The carotid arteries are the main arteries in your neck that supply blood to your brain. A substance called plaque accumulates inside your arteries as you age. If too much plaque builds up in your carotid artery, it can cause the artery to narrow (carotid stenosis). Small clots can form, then break off and travel to the brain, causing a minor or major stroke.
Up to 3% of individuals older than 65 have carotid artery disease. Your risk increases as you age, and is heightened if you have a history of smoking, high blood pressure, high cholesterol, diabetes or heart disease. Carotid stenosis is responsible for up to one-third of all strokes. Stroke causes 1 in every 15 deaths. About 700,000 strokes occur every year, usually in men.
Medical therapy and managing risk factors with regular monitoring
MAY BE ABSENT
Most people with carotid artery disease, even with severe blockage, experience no symptoms. The condition is found in a routine physical or ophthalmological examination, or is found following a stroke.
IN RARE CASES
Very rarely, carotid artery disease may cause ringing in the ears or fainting due to decreased blood flow to the brain. Neck pain is not a symptom of carotid artery disease.
WEAKNESS, NUMBNESS, SLURRED SPEECH

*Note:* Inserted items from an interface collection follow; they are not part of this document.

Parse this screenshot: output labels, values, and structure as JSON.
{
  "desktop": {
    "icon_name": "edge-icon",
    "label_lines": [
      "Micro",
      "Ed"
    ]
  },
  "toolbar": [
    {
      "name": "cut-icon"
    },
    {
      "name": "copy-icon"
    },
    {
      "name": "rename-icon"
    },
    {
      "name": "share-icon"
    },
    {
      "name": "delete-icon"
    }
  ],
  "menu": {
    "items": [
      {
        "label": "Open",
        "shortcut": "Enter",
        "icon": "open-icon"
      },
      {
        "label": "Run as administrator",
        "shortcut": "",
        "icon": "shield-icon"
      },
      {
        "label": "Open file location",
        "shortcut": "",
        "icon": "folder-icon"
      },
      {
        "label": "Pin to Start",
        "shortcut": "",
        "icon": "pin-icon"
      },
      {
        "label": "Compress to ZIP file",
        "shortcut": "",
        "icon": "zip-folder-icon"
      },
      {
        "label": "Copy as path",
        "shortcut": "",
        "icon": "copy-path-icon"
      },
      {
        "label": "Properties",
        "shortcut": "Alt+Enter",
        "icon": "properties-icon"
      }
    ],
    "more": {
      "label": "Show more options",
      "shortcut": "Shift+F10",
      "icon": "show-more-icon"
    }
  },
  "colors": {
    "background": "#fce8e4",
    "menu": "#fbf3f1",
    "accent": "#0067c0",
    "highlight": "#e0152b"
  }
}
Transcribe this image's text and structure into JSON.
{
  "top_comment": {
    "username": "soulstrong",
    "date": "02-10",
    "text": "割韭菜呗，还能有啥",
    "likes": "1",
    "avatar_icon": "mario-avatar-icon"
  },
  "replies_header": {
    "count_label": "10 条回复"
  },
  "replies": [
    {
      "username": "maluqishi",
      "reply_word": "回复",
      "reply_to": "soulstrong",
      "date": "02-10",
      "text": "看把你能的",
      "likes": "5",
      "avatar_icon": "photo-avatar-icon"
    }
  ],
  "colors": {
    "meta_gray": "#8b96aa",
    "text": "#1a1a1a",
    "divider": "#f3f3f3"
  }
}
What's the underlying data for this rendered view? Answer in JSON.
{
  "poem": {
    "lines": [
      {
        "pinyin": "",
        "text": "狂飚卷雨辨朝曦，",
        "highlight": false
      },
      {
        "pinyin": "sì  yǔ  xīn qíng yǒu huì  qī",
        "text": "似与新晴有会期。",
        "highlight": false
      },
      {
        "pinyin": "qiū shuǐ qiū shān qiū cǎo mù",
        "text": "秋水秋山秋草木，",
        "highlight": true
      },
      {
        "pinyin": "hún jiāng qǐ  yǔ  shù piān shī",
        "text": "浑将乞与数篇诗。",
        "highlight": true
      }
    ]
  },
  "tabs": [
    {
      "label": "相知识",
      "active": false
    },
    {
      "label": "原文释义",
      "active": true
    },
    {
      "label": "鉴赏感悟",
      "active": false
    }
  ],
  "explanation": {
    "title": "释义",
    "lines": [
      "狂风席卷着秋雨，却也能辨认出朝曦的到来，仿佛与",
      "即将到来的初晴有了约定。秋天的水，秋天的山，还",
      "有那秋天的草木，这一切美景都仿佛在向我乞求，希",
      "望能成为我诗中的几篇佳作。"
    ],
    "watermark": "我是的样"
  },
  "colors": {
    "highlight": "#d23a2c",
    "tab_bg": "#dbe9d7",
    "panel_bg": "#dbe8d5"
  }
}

The first signs of carotid artery disease may be a stroke, mini-stroke or TIA symptoms, such as weakness or numbness on one side of your body. You may also experience slurred speech or facial drooping.